Water pressures are expressed as percentages of ice overburden, assuming a constant value of 916 kg m−3 for the density of glacier ice. This may be subject to a further error due to the presence of cavities and debris. Large cavities and/or rock debris prevent the successful drilling of boreholes and deployment of subglacial sensors. Although debris and cavities occasionally affected drilling rates, they were not considered a significant source of error in estimating ice density at this glacier since the bed was reached repeatedly at all sites.

Instrument deployment in subglacial sediment
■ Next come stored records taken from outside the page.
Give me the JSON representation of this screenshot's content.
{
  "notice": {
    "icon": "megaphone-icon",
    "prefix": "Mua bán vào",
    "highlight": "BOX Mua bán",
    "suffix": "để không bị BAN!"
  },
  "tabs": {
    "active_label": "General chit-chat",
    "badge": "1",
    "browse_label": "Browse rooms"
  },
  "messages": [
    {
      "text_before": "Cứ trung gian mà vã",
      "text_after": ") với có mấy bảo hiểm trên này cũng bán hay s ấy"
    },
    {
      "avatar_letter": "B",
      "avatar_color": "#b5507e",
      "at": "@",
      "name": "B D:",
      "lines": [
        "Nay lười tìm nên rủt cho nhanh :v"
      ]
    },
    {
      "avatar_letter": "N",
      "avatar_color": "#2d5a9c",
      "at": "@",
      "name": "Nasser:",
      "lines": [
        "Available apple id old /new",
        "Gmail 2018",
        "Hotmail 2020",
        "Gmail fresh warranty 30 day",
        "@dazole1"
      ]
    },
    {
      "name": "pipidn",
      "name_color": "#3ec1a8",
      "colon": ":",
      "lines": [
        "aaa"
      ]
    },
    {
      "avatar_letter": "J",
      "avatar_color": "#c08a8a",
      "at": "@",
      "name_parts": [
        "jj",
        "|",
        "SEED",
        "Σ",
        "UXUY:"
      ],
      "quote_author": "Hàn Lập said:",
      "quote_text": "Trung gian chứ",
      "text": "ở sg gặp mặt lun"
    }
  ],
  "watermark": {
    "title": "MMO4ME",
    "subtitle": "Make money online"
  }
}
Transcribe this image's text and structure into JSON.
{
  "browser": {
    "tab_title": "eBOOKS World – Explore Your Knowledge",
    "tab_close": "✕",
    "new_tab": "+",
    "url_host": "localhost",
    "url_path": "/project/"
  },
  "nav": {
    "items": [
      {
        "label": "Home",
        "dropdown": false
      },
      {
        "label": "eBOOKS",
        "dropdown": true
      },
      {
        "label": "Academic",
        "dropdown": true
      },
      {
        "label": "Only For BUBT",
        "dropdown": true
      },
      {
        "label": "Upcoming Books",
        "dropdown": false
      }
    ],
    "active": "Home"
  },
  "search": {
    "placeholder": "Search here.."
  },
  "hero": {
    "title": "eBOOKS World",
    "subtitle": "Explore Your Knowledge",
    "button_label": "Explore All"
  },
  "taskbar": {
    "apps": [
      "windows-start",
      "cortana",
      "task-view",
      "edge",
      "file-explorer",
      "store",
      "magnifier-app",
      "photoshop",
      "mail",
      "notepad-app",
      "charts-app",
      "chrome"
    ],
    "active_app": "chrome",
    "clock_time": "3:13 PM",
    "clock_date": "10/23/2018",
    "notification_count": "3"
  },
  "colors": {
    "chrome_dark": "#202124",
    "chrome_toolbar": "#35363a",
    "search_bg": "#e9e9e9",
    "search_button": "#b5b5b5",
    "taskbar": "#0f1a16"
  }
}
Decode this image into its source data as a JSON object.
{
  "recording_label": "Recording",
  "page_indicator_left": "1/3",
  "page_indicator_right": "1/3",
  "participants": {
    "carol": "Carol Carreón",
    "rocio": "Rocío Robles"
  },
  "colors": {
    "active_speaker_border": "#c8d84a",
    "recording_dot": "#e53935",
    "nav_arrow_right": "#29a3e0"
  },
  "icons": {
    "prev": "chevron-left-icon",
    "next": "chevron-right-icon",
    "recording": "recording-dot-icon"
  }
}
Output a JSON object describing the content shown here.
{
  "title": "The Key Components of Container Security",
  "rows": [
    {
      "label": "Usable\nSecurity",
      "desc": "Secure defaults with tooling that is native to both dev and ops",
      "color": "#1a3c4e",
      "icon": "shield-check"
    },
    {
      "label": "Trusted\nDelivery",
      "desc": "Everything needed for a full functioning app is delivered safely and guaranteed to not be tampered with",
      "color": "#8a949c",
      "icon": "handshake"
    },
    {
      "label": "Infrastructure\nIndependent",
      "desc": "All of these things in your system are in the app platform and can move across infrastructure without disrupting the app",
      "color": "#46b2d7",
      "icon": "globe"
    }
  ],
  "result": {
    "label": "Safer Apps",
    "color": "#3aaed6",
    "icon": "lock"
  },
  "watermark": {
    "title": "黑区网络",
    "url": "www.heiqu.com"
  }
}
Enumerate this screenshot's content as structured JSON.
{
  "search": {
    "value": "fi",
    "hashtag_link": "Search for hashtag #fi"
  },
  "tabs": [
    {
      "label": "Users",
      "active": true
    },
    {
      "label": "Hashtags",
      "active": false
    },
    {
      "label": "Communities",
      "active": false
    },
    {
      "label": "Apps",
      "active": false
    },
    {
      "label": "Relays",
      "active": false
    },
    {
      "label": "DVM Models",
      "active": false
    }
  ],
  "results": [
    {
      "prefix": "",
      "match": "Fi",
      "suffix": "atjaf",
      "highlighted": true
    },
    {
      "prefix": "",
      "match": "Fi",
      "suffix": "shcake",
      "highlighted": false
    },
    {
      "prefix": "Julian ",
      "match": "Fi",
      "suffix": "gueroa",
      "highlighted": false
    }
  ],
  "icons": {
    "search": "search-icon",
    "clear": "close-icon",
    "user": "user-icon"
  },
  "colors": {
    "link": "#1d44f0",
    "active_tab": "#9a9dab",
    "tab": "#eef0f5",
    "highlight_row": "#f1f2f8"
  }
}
Deployment of instrumentation into subglacial sediment suffers from the uncertainty about the precise position of the instrument with respect to the ice–bed interface, not least because of its expected complexity. Subglacial sediment may squeeze upwards into the bottom of boreholes. In this case, sensors, though inserted in the sediment, are potentially installed within the body of the glacier. We believe that this possibility can be ruled out since the shear-deformation rates implied by the tiltmeter measurements exceed the ice-deformation rates that would control sediment deformation within an ice-walled hole. Equally, the force recorded by the ploughmeter can only be explained by its tip being inserted into basal sediment below the ice–bed interface. Another difficulty arises from the hydraulic excavation by the hot-water drill which is believed to loosen subglacial material to a depth of several decimeters below the ice–bed interface (Blake and others,1992). It is therefore likely that an instrument, once lowered to the bottom of the borehole, settles into this disturbed layer simply by its own weight. However, based on our experience with inserting instruments using the same procedure (Blake and others,1992; Fischer and Clarke,1994), we believe that we are able to constrain insertion depths to within ±30 mm.

Meteorology and proglacial stream discharge

Meteorological data were obtained from a weather station maintained by the hydroelectric-power company Grande Dixence SA (GDSA) located at an altitude similar to that of the snout of Haut Glacier d’Arolla but 10 km away at Bricola (Fig. 1). Proglacial stream discharge was measured every hour by GDSA at an intake structure located ∼1 km from the glacier snout.